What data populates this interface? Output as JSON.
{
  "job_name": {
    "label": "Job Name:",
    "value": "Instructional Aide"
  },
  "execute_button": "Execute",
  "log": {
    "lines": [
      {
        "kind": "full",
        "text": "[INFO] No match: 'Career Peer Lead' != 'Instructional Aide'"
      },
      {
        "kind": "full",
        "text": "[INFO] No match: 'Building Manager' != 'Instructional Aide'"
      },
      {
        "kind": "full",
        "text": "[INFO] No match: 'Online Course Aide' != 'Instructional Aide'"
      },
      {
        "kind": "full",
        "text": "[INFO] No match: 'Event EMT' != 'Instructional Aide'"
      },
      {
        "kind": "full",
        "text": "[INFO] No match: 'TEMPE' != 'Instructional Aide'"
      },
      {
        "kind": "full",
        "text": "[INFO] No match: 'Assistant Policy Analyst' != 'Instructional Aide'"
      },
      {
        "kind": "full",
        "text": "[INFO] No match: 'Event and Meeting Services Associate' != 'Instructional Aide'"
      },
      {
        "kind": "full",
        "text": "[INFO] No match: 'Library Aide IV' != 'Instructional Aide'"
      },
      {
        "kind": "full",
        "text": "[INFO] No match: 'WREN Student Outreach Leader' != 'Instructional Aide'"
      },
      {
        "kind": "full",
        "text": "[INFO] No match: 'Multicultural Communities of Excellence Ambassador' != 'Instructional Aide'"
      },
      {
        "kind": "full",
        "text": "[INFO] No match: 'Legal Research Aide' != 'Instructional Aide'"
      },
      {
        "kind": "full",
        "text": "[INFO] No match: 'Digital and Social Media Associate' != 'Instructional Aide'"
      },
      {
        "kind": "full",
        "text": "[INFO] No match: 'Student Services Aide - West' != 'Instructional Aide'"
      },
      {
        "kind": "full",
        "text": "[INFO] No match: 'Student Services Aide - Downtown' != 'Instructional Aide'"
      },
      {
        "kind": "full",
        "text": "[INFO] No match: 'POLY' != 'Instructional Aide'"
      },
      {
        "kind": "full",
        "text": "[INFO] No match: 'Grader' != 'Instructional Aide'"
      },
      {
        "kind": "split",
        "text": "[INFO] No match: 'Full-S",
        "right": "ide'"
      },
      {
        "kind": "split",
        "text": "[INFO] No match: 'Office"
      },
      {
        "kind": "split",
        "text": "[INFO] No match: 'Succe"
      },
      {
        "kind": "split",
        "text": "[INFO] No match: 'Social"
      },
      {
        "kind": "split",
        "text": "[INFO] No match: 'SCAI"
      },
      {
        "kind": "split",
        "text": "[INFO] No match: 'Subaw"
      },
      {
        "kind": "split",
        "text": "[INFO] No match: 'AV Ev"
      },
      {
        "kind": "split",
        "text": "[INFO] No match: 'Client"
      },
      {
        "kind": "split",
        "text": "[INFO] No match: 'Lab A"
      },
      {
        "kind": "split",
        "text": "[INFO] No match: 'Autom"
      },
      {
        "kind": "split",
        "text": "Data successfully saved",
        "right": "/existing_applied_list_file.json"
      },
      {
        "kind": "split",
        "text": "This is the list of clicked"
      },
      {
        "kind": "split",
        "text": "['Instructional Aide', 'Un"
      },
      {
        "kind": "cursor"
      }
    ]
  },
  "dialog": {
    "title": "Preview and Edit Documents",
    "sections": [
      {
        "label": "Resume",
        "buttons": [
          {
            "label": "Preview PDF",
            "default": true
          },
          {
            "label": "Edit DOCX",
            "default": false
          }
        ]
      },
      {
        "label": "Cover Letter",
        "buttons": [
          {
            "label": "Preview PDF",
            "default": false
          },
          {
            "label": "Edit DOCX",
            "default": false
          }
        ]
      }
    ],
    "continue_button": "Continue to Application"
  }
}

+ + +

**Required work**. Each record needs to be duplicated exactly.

**Your response**.
What data populates this interface? Output as JSON.
{
  "job_name": {
    "label": "Job Name:",
    "value": "Instructional Aide"
  },
  "execute_button": "Execute",
  "log": {
    "lines": [
      {
        "kind": "full",
        "text": "[INFO] No match: 'Career Peer Lead' != 'Instructional Aide'"
      },
      {
        "kind": "full",
        "text": "[INFO] No match: 'Building Manager' != 'Instructional Aide'"
      },
      {
        "kind": "full",
        "text": "[INFO] No match: 'Online Course Aide' != 'Instructional Aide'"
      },
      {
        "kind": "full",
        "text": "[INFO] No match: 'Event EMT' != 'Instructional Aide'"
      },
      {
        "kind": "full",
        "text": "[INFO] No match: 'TEMPE' != 'Instructional Aide'"
      },
      {
        "kind": "full",
        "text": "[INFO] No match: 'Assistant Policy Analyst' != 'Instructional Aide'"
      },
      {
        "kind": "full",
        "text": "[INFO] No match: 'Event and Meeting Services Associate' != 'Instructional Aide'"
      },
      {
        "kind": "full",
        "text": "[INFO] No match: 'Library Aide IV' != 'Instructional Aide'"
      },
      {
        "kind": "full",
        "text": "[INFO] No match: 'WREN Student Outreach Leader' != 'Instructional Aide'"
      },
      {
        "kind": "full",
        "text": "[INFO] No match: 'Multicultural Communities of Excellence Ambassador' != 'Instructional Aide'"
      },
      {
        "kind": "full",
        "text": "[INFO] No match: 'Legal Research Aide' != 'Instructional Aide'"
      },
      {
        "kind": "full",
        "text": "[INFO] No match: 'Digital and Social Media Associate' != 'Instructional Aide'"
      },
      {
        "kind": "full",
        "text": "[INFO] No match: 'Student Services Aide - West' != 'Instructional Aide'"
      },
      {
        "kind": "full",
        "text": "[INFO] No match: 'Student Services Aide - Downtown' != 'Instructional Aide'"
      },
      {
        "kind": "full",
        "text": "[INFO] No match: 'POLY' != 'Instructional Aide'"
      },
      {
        "kind": "full",
        "text": "[INFO] No match: 'Grader' != 'Instructional Aide'"
      },
      {
        "kind": "split",
        "text": "[INFO] No match: 'Full-S",
        "right": "ide'"
      },
      {
        "kind": "split",
        "text": "[INFO] No match: 'Office"
      },
      {
        "kind": "split",
        "text": "[INFO] No match: 'Succe"
      },
      {
        "kind": "split",
        "text": "[INFO] No match: 'Social"
      },
      {
        "kind": "split",
        "text": "[INFO] No match: 'SCAI"
      },
      {
        "kind": "split",
        "text": "[INFO] No match: 'Subaw"
      },
      {
        "kind": "split",
        "text": "[INFO] No match: 'AV Ev"
      },
      {
        "kind": "split",
        "text": "[INFO] No match: 'Client"
      },
      {
        "kind": "split",
        "text": "[INFO] No match: 'Lab A"
      },
      {
        "kind": "split",
        "text": "[INFO] No match: 'Autom"
      },
      {
        "kind": "split",
        "text": "Data successfully saved",
        "right": "/existing_applied_list_file.json"
      },
      {
        "kind": "split",
        "text": "This is the list of clicked"
      },
      {
        "kind": "split",
        "text": "['Instructional Aide', 'Un"
      },
      {
        "kind": "cursor"
      }
    ]
  },
  "dialog": {
    "title": "Preview and Edit Documents",
    "sections": [
      {
        "label": "Resume",
        "buttons": [
          {
            "label": "Preview PDF",
            "default": true
          },
          {
            "label": "Edit DOCX",
            "default": false
          }
        ]
      },
      {
        "label": "Cover Letter",
        "buttons": [
          {
            "label": "Preview PDF",
            "default": false
          },
          {
            "label": "Edit DOCX",
            "default": false
          }
        ]
      }
    ],
    "continue_button": "Continue to Application"
  }
}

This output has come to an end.